*What the exercise asks*
Below are some records; return each one exactly as written.

*Data extracted from a collection*
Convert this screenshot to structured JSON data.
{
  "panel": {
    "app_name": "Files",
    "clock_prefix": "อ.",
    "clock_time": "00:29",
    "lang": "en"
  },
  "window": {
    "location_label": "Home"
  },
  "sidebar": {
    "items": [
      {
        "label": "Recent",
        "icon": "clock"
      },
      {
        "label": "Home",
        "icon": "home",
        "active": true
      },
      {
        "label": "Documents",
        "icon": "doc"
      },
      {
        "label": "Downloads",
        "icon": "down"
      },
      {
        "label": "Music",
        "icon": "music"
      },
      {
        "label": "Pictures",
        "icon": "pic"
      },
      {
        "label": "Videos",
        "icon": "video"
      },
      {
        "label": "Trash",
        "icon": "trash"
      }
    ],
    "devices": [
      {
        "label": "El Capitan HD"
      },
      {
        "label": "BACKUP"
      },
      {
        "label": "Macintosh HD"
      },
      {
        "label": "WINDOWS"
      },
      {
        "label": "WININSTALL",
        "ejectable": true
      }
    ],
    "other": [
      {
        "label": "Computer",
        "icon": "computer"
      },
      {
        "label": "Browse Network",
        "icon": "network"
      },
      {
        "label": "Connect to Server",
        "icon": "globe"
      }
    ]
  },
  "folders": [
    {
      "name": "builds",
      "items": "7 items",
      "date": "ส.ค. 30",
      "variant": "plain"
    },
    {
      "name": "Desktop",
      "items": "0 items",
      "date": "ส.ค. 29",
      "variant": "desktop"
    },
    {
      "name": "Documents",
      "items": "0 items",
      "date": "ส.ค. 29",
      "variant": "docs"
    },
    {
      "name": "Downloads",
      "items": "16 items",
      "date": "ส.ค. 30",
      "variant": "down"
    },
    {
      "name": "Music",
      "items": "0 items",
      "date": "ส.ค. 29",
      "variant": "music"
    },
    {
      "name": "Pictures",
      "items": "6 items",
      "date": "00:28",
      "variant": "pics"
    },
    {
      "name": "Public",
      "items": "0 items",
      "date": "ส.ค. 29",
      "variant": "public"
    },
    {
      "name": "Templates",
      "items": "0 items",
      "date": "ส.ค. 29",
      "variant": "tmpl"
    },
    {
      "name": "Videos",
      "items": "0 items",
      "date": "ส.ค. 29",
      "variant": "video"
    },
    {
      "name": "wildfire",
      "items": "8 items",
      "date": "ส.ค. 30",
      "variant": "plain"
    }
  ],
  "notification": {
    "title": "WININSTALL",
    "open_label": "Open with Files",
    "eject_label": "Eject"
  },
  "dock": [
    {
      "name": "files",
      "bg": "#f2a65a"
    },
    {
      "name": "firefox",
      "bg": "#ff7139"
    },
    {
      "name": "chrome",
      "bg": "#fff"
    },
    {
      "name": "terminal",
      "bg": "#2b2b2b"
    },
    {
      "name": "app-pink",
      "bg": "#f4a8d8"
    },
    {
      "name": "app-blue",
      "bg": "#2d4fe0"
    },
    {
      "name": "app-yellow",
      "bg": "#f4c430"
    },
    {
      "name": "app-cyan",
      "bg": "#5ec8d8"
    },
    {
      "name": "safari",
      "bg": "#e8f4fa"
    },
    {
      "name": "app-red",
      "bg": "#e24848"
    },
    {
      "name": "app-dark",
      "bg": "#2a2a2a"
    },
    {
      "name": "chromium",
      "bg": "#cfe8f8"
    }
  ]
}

*Task response*
Convert this screenshot to structured JSON data.
{
  "panel": {
    "app_name": "Files",
    "clock_prefix": "อ.",
    "clock_time": "00:29",
    "lang": "en"
  },
  "window": {
    "location_label": "Home"
  },
  "sidebar": {
    "items": [
      {
        "label": "Recent",
        "icon": "clock"
      },
      {
        "label": "Home",
        "icon": "home",
        "active": true
      },
      {
        "label": "Documents",
        "icon": "doc"
      },
      {
        "label": "Downloads",
        "icon": "down"
      },
      {
        "label": "Music",
        "icon": "music"
      },
      {
        "label": "Pictures",
        "icon": "pic"
      },
      {
        "label": "Videos",
        "icon": "video"
      },
      {
        "label": "Trash",
        "icon": "trash"
      }
    ],
    "devices": [
      {
        "label": "El Capitan HD"
      },
      {
        "label": "BACKUP"
      },
      {
        "label": "Macintosh HD"
      },
      {
        "label": "WINDOWS"
      },
      {
        "label": "WININSTALL",
        "ejectable": true
      }
    ],
    "other": [
      {
        "label": "Computer",
        "icon": "computer"
      },
      {
        "label": "Browse Network",
        "icon": "network"
      },
      {
        "label": "Connect to Server",
        "icon": "globe"
      }
    ]
  },
  "folders": [
    {
      "name": "builds",
      "items": "7 items",
      "date": "ส.ค. 30",
      "variant": "plain"
    },
    {
      "name": "Desktop",
      "items": "0 items",
      "date": "ส.ค. 29",
      "variant": "desktop"
    },
    {
      "name": "Documents",
      "items": "0 items",
      "date": "ส.ค. 29",
      "variant": "docs"
    },
    {
      "name": "Downloads",
      "items": "16 items",
      "date": "ส.ค. 30",
      "variant": "down"
    },
    {
      "name": "Music",
      "items": "0 items",
      "date": "ส.ค. 29",
      "variant": "music"
    },
    {
      "name": "Pictures",
      "items": "6 items",
      "date": "00:28",
      "variant": "pics"
    },
    {
      "name": "Public",
      "items": "0 items",
      "date": "ส.ค. 29",
      "variant": "public"
    },
    {
      "name": "Templates",
      "items": "0 items",
      "date": "ส.ค. 29",
      "variant": "tmpl"
    },
    {
      "name": "Videos",
      "items": "0 items",
      "date": "ส.ค. 29",
      "variant": "video"
    },
    {
      "name": "wildfire",
      "items": "8 items",
      "date": "ส.ค. 30",
      "variant": "plain"
    }
  ],
  "notification": {
    "title": "WININSTALL",
    "open_label": "Open with Files",
    "eject_label": "Eject"
  },
  "dock": [
    {
      "name": "files",
      "bg": "#f2a65a"
    },
    {
      "name": "firefox",
      "bg": "#ff7139"
    },
    {
      "name": "chrome",
      "bg": "#fff"
    },
    {
      "name": "terminal",
      "bg": "#2b2b2b"
    },
    {
      "name": "app-pink",
      "bg": "#f4a8d8"
    },
    {
      "name": "app-blue",
      "bg": "#2d4fe0"
    },
    {
      "name": "app-yellow",
      "bg": "#f4c430"
    },
    {
      "name": "app-cyan",
      "bg": "#5ec8d8"
    },
    {
      "name": "safari",
      "bg": "#e8f4fa"
    },
    {
      "name": "app-red",
      "bg": "#e24848"
    },
    {
      "name": "app-dark",
      "bg": "#2a2a2a"
    },
    {
      "name": "chromium",
      "bg": "#cfe8f8"
    }
  ]
}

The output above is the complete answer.